→ Task to complete: If a line in the data holds "align", copy that line out in full.
Data for analysis START
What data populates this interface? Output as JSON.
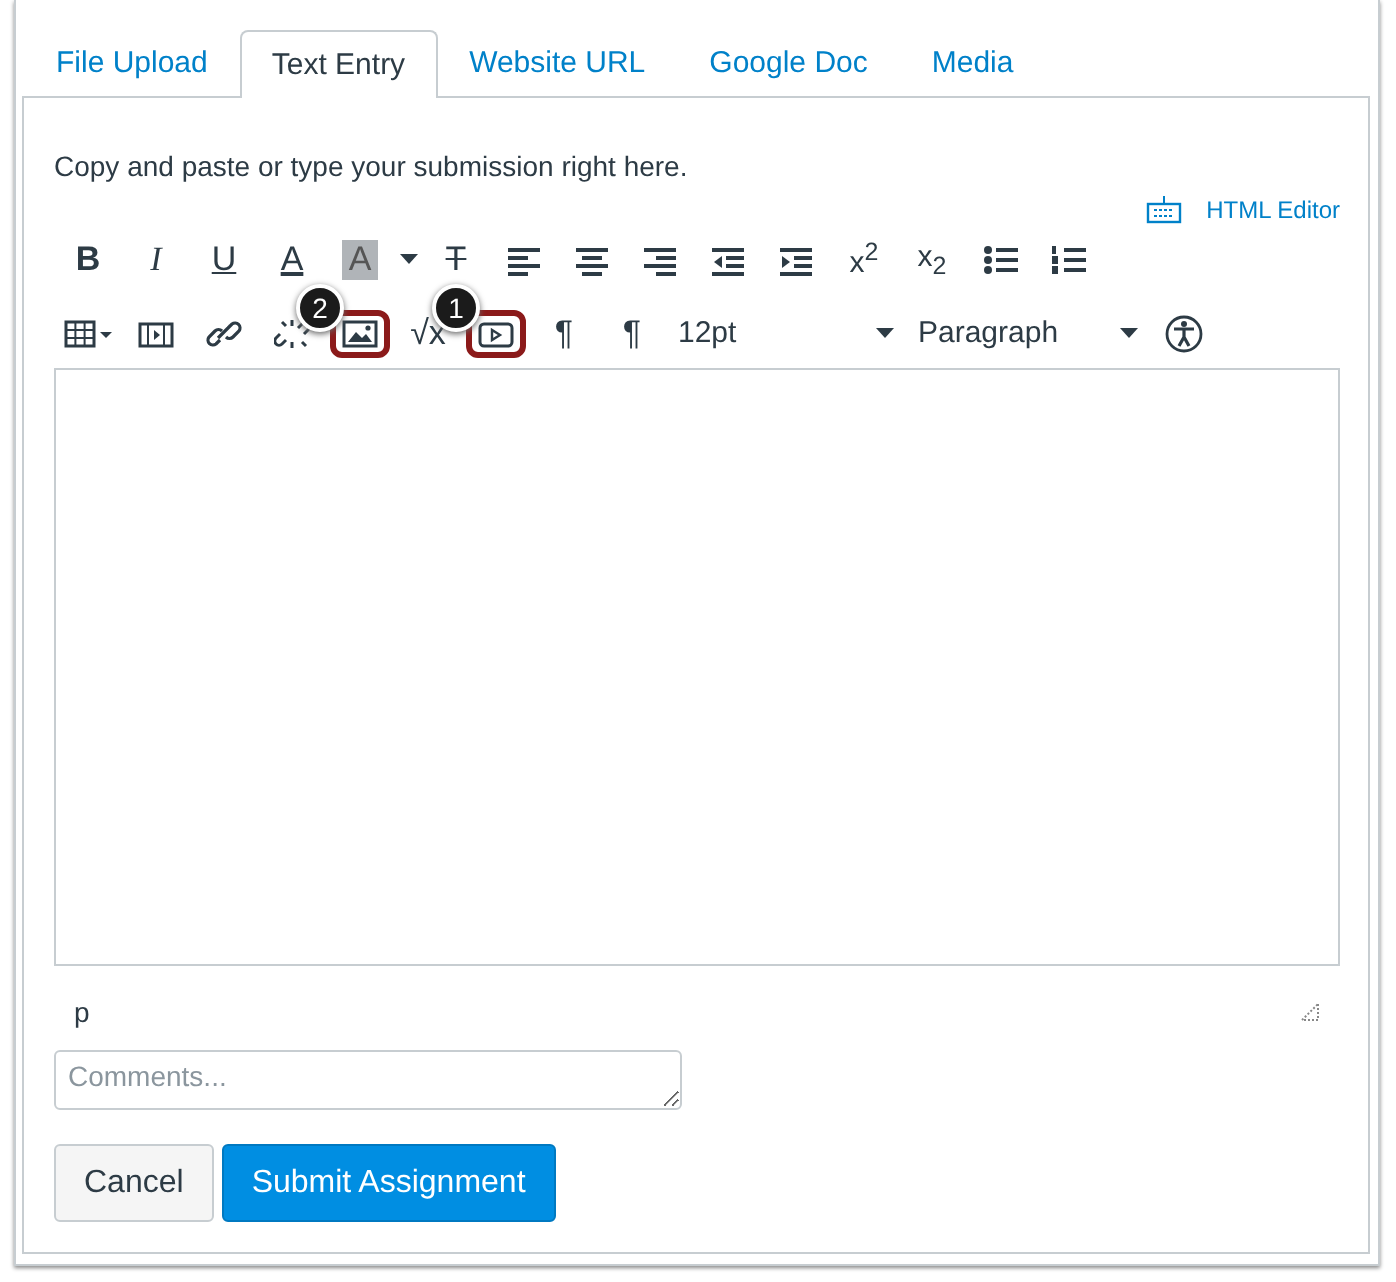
{
  "tabs": [
    {
      "label": "File Upload",
      "selected": false
    },
    {
      "label": "Text Entry",
      "selected": true
    },
    {
      "label": "Website URL",
      "selected": false
    },
    {
      "label": "Google Doc",
      "selected": false
    },
    {
      "label": "Media",
      "selected": false
    }
  ],
  "instructions": "Copy and paste or type your submission right here.",
  "html_editor_link": "HTML Editor",
  "toolbar_rows": [
    [
      {
        "kind": "bold",
        "label": "B"
      },
      {
        "kind": "italic",
        "label": "I"
      },
      {
        "kind": "underline",
        "label": "U"
      },
      {
        "kind": "textcolor",
        "label": "A"
      },
      {
        "kind": "bgcolor",
        "label": "A"
      },
      {
        "kind": "caret"
      },
      {
        "kind": "strike",
        "label": "T"
      },
      {
        "kind": "align-left"
      },
      {
        "kind": "align-center"
      },
      {
        "kind": "align-right"
      },
      {
        "kind": "outdent"
      },
      {
        "kind": "indent"
      },
      {
        "kind": "script",
        "label": "x$^{2}$"
      },
      {
        "kind": "script",
        "label": "x$_{2}$"
      },
      {
        "kind": "bullets"
      },
      {
        "kind": "numbers"
      }
    ],
    [
      {
        "kind": "table"
      },
      {
        "kind": "embed"
      },
      {
        "kind": "link"
      },
      {
        "kind": "unlink"
      },
      {
        "kind": "image",
        "highlighted": true,
        "callout": "2"
      },
      {
        "kind": "math",
        "label": "√x"
      },
      {
        "kind": "media",
        "highlighted": true,
        "callout": "1"
      },
      {
        "kind": "ltr",
        "label": "¶"
      },
      {
        "kind": "rtl",
        "label": "¶"
      },
      {
        "kind": "select",
        "label": "12pt"
      },
      {
        "kind": "select",
        "label": "Paragraph"
      },
      {
        "kind": "accessibility"
      }
    ]
  ],
  "status_path": "p",
  "comments": {
    "placeholder": "Comments..."
  },
  "buttons": [
    {
      "label": "Cancel",
      "kind": "secondary"
    },
    {
      "label": "Submit Assignment",
      "kind": "primary"
    }
  ]
}
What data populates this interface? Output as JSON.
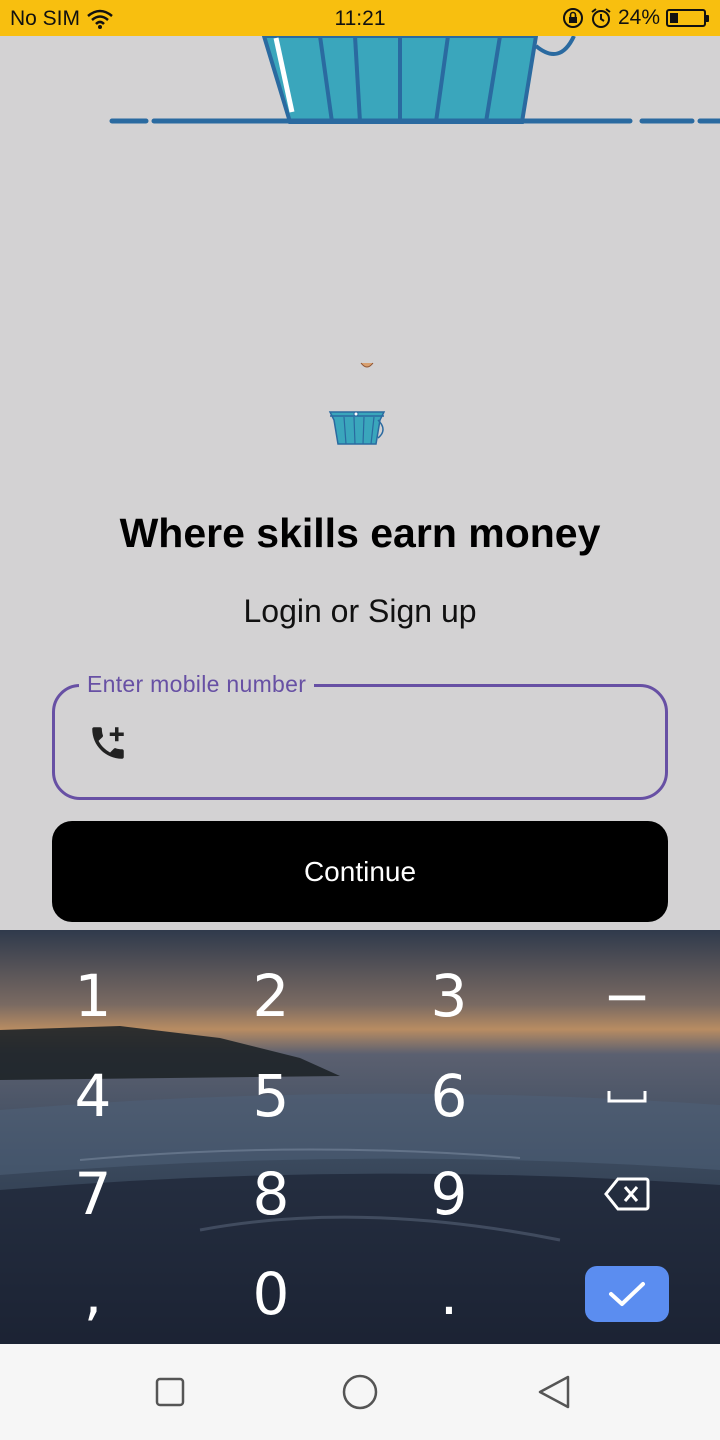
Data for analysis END
→ Answer box:
        "kind": "align-left"
        "kind": "align-center"
        "kind": "align-right"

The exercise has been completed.